"""

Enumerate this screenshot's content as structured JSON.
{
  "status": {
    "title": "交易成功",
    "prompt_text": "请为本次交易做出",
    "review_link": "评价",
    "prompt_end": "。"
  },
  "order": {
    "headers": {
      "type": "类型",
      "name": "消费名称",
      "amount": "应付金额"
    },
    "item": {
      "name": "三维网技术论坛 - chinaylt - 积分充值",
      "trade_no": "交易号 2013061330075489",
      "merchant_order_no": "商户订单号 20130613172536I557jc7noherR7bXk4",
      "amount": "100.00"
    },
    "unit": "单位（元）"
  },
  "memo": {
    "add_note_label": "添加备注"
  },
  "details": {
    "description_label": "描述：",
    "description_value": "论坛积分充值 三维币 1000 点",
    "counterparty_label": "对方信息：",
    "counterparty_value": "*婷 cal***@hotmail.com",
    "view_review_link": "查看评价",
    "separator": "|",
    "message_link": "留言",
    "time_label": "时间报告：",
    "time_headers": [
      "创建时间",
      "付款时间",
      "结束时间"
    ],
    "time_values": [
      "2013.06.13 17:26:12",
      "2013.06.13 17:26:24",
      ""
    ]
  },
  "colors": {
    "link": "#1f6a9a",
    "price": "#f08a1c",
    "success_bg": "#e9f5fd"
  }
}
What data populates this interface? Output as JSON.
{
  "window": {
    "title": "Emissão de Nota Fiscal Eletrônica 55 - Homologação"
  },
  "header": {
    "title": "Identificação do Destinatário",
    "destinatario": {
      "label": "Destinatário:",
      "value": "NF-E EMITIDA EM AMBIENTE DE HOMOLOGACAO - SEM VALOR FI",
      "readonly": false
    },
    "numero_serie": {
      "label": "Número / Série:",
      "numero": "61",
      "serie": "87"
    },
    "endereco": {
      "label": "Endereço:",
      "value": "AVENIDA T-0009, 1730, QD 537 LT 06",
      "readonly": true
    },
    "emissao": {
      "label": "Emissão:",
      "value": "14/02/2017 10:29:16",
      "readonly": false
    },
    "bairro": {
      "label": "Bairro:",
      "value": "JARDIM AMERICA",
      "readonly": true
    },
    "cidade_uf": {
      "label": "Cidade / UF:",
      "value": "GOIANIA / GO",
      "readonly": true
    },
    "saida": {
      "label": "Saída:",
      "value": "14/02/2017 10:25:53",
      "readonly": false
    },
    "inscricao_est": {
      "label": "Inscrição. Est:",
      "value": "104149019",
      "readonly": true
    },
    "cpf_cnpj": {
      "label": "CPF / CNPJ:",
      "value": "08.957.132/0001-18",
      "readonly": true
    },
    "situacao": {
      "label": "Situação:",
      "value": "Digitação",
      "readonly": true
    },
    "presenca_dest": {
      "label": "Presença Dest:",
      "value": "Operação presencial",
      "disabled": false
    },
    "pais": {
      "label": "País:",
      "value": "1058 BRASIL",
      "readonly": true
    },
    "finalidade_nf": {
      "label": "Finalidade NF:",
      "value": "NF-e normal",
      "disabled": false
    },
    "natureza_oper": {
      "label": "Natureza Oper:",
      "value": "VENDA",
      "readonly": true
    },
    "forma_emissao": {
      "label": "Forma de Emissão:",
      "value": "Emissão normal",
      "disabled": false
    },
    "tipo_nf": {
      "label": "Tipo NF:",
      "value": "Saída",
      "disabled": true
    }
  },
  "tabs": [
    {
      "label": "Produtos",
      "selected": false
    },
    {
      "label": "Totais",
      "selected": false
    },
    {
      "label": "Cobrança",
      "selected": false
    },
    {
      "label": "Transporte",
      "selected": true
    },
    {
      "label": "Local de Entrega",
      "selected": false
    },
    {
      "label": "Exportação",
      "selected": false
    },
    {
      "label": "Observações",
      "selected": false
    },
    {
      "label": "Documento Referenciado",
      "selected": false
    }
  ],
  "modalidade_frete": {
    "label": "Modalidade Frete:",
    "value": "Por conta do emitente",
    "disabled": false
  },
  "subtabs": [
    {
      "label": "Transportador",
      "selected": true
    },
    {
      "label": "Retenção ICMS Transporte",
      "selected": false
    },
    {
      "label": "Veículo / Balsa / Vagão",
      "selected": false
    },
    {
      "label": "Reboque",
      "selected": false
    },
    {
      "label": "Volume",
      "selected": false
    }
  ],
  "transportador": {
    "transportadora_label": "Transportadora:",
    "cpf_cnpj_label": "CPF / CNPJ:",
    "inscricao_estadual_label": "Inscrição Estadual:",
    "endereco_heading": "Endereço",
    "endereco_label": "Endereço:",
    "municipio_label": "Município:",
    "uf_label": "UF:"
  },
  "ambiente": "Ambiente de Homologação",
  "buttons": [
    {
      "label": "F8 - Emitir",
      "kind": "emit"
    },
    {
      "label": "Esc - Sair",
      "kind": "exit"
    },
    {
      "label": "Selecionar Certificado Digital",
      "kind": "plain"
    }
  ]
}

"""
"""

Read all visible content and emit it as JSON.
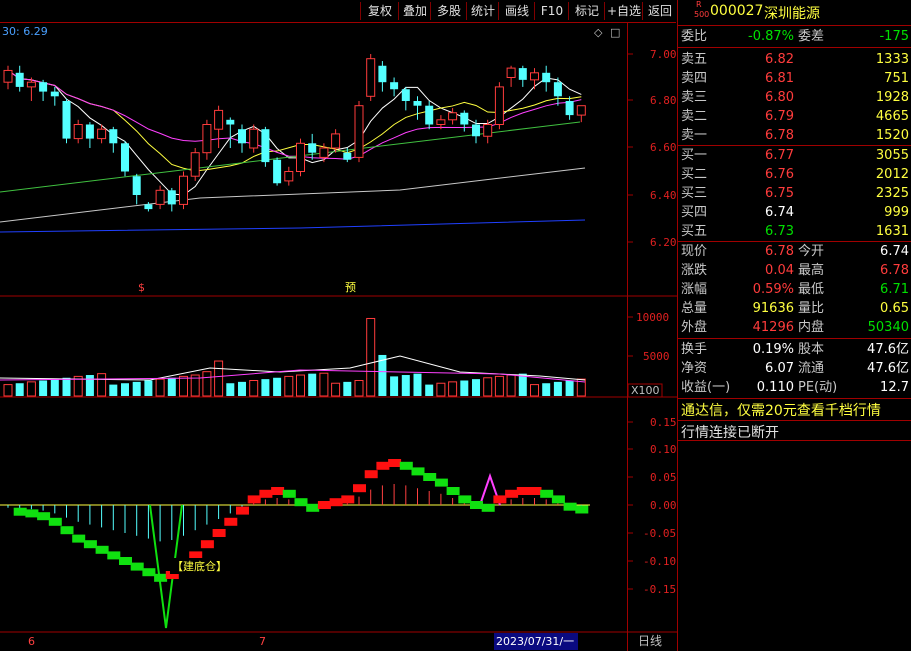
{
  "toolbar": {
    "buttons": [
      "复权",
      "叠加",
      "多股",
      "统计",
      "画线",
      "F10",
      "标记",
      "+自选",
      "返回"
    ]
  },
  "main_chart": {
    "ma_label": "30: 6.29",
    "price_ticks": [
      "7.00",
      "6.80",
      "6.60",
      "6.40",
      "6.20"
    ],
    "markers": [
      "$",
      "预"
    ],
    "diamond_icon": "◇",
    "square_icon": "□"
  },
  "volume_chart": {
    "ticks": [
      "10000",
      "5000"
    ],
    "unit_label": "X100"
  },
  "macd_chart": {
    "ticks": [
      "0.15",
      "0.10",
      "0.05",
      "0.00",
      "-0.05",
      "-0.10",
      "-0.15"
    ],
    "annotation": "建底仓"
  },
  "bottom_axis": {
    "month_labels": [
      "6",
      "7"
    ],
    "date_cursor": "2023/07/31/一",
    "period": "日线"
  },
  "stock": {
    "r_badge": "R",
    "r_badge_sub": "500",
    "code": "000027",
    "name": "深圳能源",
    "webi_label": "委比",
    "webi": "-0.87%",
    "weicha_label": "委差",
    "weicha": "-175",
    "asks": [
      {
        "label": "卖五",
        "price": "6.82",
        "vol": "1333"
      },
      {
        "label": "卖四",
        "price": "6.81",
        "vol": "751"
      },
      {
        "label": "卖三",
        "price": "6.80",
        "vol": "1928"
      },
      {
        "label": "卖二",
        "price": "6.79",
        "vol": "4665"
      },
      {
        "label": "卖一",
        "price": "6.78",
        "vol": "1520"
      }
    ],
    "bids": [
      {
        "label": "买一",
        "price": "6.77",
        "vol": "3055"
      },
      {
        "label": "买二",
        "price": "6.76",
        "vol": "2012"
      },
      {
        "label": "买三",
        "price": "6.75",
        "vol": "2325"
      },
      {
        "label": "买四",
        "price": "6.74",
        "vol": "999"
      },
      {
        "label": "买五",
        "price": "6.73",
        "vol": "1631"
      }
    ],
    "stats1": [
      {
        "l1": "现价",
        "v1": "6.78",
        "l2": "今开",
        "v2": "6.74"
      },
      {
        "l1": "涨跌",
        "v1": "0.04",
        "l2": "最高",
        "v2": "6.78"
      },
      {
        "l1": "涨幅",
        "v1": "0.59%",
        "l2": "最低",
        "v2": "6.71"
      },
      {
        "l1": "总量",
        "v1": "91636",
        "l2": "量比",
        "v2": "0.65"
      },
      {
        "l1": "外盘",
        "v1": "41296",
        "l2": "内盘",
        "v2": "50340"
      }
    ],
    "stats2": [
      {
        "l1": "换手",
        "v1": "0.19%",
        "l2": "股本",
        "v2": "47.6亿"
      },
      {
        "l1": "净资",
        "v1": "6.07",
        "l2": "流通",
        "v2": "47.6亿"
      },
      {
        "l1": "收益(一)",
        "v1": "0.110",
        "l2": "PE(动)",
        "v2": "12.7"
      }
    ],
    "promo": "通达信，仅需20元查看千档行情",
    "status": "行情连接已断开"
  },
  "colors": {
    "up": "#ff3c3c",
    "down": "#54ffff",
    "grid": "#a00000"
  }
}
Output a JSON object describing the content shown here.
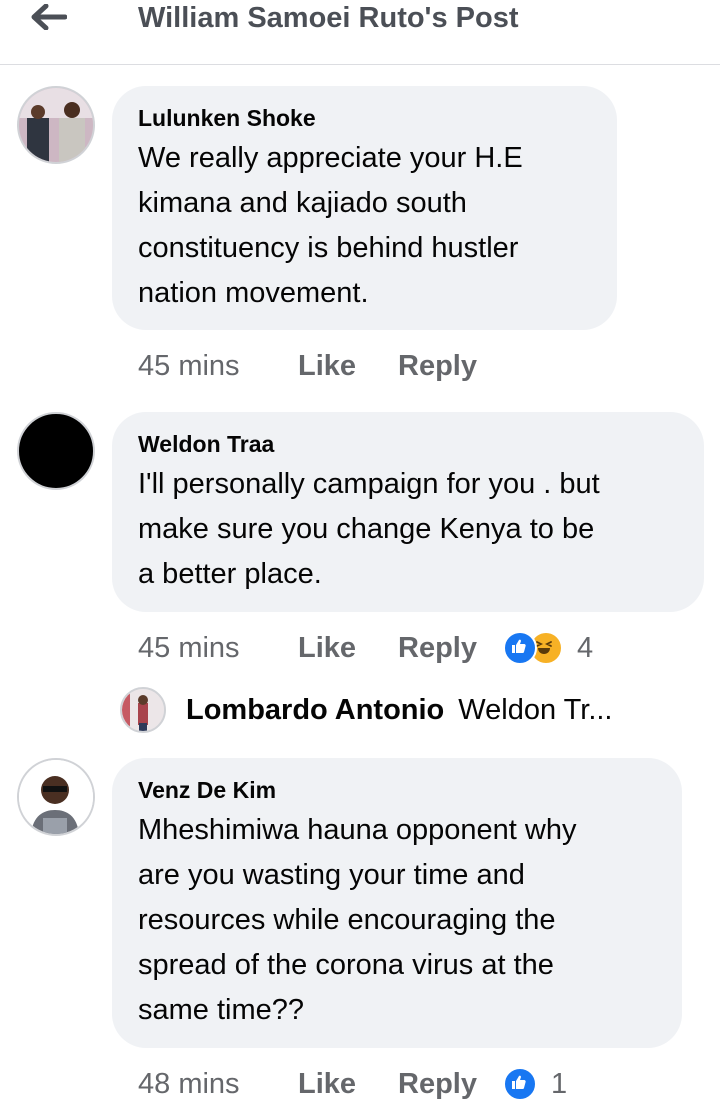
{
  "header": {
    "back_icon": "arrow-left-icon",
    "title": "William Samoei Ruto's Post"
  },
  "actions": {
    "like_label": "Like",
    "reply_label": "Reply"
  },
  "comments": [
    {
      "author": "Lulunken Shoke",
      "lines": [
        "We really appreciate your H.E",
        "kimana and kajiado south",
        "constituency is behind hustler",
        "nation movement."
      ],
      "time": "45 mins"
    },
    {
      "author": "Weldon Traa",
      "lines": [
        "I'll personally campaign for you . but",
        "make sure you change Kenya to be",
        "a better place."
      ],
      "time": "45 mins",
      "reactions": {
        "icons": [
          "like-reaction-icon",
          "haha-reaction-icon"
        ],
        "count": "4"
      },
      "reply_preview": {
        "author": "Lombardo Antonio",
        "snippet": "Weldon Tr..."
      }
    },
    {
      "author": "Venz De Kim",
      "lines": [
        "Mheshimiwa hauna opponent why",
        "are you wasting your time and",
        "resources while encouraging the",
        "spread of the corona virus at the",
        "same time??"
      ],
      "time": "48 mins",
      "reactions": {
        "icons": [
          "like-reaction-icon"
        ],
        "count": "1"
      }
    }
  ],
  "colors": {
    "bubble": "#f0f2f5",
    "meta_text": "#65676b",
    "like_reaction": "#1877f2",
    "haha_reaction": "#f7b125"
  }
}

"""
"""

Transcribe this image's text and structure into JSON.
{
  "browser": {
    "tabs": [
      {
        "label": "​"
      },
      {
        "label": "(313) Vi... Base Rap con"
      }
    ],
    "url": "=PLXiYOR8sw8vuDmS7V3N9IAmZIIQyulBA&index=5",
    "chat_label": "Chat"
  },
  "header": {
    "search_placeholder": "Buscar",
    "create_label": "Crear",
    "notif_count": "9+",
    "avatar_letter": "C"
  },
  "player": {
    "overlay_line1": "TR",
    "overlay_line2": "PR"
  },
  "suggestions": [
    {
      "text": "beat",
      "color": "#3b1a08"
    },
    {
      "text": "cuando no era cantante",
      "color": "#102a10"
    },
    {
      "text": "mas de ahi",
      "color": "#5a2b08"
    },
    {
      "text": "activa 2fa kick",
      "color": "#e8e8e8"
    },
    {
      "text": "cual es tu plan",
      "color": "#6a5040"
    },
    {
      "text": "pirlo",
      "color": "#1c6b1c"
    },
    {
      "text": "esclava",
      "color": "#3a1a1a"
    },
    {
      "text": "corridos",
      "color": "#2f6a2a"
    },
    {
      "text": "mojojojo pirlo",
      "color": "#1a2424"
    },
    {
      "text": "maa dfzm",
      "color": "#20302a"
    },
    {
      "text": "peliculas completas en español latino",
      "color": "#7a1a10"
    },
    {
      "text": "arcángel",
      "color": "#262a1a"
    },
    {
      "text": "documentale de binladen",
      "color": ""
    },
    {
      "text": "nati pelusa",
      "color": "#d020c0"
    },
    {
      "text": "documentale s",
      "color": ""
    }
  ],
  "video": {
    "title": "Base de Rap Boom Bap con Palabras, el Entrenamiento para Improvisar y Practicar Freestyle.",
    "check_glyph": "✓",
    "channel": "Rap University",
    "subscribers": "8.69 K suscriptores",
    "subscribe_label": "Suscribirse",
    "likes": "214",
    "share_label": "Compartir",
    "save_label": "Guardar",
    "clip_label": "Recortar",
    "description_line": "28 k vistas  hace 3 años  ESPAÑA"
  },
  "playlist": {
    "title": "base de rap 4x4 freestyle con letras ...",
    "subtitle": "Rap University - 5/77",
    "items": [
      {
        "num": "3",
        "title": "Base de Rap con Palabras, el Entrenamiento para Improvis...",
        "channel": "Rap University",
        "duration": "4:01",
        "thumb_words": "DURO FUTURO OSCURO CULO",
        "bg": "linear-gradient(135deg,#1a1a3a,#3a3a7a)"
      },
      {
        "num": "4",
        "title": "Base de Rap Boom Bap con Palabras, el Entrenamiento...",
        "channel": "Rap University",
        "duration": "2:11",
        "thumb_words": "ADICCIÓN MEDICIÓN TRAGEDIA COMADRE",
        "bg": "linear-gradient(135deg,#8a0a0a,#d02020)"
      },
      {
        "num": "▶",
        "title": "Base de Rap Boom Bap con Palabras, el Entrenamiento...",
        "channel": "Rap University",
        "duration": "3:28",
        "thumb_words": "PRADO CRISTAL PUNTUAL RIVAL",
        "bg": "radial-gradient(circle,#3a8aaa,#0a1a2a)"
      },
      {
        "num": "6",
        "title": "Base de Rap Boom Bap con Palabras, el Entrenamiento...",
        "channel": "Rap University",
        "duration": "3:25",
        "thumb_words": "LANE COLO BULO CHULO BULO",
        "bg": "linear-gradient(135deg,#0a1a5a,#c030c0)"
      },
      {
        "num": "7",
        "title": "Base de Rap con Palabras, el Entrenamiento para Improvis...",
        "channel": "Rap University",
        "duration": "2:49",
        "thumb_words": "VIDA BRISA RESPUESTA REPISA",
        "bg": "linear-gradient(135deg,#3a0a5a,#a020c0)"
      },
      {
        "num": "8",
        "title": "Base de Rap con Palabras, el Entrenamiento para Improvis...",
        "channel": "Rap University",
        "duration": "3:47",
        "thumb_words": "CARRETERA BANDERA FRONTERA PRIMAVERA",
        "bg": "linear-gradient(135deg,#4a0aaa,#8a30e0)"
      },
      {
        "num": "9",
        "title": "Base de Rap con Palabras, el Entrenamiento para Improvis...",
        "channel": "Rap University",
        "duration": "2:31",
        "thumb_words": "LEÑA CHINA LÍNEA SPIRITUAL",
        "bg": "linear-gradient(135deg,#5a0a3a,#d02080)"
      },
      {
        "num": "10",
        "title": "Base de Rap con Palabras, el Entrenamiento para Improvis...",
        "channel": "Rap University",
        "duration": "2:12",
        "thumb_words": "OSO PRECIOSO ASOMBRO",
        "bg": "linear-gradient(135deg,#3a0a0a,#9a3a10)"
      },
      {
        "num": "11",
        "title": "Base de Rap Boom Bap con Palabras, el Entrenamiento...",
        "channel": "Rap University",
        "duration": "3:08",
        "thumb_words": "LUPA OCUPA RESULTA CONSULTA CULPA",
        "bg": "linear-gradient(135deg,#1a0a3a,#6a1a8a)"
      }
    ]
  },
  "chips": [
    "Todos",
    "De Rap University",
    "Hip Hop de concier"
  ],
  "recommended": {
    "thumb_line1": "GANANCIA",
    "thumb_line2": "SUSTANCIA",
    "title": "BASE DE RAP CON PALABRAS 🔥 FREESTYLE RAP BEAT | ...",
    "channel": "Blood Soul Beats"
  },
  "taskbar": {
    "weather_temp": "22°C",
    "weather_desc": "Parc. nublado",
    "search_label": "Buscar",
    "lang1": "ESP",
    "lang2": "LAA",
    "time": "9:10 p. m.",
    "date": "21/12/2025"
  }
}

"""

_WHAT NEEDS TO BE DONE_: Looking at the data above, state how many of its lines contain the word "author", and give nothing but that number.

_WRITTEN ANSWER_: 4